- _TRY IT_
Which lines in the records below contain the word "icon"? Copy each one out.

- _DATA SUPPLIED_

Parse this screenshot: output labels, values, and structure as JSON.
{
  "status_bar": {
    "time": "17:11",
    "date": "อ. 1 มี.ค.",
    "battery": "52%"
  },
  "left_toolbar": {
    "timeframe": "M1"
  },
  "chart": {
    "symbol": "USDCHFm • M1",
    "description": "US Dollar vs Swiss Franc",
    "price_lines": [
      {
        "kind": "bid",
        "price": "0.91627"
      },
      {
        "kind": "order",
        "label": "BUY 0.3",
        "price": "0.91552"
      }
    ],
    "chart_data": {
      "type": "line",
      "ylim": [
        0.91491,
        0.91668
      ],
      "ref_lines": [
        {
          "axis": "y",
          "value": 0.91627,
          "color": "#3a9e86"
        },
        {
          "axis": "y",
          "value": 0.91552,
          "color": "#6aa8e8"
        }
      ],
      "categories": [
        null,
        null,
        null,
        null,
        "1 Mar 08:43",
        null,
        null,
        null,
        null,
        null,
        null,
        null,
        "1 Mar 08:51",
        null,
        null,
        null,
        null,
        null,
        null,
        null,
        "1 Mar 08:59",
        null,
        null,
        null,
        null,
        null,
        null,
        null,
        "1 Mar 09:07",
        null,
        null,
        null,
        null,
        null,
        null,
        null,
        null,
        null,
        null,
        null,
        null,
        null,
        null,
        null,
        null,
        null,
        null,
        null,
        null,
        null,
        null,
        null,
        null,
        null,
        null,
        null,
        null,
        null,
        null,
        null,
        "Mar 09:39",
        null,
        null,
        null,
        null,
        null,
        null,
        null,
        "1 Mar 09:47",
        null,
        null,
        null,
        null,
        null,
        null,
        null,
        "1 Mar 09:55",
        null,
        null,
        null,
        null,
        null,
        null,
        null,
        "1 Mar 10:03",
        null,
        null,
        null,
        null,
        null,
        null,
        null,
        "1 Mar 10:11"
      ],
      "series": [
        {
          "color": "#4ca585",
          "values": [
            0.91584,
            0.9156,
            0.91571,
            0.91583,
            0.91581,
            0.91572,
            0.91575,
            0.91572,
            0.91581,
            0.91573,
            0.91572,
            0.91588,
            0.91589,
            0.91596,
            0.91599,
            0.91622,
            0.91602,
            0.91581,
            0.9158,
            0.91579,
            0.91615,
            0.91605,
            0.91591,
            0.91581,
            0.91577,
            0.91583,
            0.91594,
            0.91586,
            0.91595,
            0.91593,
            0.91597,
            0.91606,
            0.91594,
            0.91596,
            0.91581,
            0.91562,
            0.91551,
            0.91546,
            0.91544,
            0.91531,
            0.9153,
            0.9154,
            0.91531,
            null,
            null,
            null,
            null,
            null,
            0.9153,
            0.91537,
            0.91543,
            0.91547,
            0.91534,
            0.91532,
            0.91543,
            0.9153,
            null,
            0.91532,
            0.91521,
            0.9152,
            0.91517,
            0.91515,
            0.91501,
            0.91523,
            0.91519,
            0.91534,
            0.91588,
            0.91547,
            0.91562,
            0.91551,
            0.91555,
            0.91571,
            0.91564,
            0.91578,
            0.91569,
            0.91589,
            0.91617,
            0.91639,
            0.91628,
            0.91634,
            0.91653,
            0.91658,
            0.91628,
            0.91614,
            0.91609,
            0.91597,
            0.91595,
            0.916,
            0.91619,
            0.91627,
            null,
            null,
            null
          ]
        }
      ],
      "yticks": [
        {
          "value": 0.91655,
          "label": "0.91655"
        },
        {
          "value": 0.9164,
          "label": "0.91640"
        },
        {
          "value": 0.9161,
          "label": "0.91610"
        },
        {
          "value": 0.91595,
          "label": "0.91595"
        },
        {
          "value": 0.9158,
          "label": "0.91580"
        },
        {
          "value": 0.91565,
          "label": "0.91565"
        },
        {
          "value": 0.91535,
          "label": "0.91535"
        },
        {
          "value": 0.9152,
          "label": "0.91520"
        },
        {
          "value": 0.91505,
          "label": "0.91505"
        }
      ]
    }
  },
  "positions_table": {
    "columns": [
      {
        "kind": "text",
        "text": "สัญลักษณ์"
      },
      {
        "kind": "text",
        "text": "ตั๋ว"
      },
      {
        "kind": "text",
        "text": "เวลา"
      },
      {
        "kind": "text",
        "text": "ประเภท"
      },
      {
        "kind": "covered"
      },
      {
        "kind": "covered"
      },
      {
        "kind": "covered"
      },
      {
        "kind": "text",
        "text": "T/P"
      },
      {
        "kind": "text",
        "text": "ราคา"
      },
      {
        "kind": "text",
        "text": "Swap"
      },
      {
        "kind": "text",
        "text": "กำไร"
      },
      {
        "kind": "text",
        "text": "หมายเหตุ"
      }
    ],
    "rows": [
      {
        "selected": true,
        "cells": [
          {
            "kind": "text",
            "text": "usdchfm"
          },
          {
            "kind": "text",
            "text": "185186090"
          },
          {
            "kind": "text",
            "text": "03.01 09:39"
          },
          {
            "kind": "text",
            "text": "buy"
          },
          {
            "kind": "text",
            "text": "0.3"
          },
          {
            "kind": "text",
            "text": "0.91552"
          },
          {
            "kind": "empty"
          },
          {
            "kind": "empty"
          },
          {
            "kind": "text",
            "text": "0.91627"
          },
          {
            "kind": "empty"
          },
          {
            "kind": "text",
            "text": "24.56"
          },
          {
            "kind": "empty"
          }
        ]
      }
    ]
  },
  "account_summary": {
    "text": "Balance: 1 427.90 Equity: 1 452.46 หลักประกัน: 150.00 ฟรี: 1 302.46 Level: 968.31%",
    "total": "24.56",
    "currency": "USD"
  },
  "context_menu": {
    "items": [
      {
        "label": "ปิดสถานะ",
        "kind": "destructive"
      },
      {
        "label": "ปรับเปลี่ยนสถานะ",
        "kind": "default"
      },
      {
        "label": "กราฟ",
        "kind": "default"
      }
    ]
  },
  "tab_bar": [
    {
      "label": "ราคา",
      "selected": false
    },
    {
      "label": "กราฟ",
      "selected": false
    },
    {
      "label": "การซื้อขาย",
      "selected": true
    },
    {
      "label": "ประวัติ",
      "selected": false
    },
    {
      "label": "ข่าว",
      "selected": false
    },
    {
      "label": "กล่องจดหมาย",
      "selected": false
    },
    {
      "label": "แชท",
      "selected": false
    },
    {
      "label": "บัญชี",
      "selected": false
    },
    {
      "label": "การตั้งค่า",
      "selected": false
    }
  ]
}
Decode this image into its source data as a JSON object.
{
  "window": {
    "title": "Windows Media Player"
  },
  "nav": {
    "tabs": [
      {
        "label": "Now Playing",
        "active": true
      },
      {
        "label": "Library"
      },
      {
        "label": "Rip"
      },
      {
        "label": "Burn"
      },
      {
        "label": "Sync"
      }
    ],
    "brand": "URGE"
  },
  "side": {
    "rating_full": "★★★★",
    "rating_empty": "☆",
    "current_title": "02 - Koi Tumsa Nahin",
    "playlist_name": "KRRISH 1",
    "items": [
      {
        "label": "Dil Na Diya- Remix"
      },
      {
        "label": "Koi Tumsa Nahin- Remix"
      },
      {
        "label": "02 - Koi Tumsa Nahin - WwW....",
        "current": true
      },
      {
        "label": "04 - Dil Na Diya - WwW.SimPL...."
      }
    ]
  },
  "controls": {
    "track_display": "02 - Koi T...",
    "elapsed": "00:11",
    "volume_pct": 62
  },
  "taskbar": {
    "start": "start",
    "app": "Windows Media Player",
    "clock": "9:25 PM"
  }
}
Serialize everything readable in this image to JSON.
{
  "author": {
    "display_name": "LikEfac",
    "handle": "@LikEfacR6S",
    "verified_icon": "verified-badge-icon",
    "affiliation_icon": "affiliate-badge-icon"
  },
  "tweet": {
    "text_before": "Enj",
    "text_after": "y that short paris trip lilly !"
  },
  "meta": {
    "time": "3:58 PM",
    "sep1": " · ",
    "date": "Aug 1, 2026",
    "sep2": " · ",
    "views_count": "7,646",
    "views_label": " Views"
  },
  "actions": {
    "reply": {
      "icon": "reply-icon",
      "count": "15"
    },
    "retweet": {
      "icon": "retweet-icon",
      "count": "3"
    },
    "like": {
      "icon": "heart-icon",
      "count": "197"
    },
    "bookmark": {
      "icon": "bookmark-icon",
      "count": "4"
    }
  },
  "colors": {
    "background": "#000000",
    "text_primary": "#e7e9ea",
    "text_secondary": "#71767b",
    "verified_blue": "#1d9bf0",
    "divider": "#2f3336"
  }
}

- _ANSWER TO THIS EXERCISE_
    "verified_icon": "verified-badge-icon",
    "affiliation_icon": "affiliate-badge-icon"
      "icon": "reply-icon",
      "icon": "retweet-icon",
      "icon": "heart-icon",
      "icon": "bookmark-icon",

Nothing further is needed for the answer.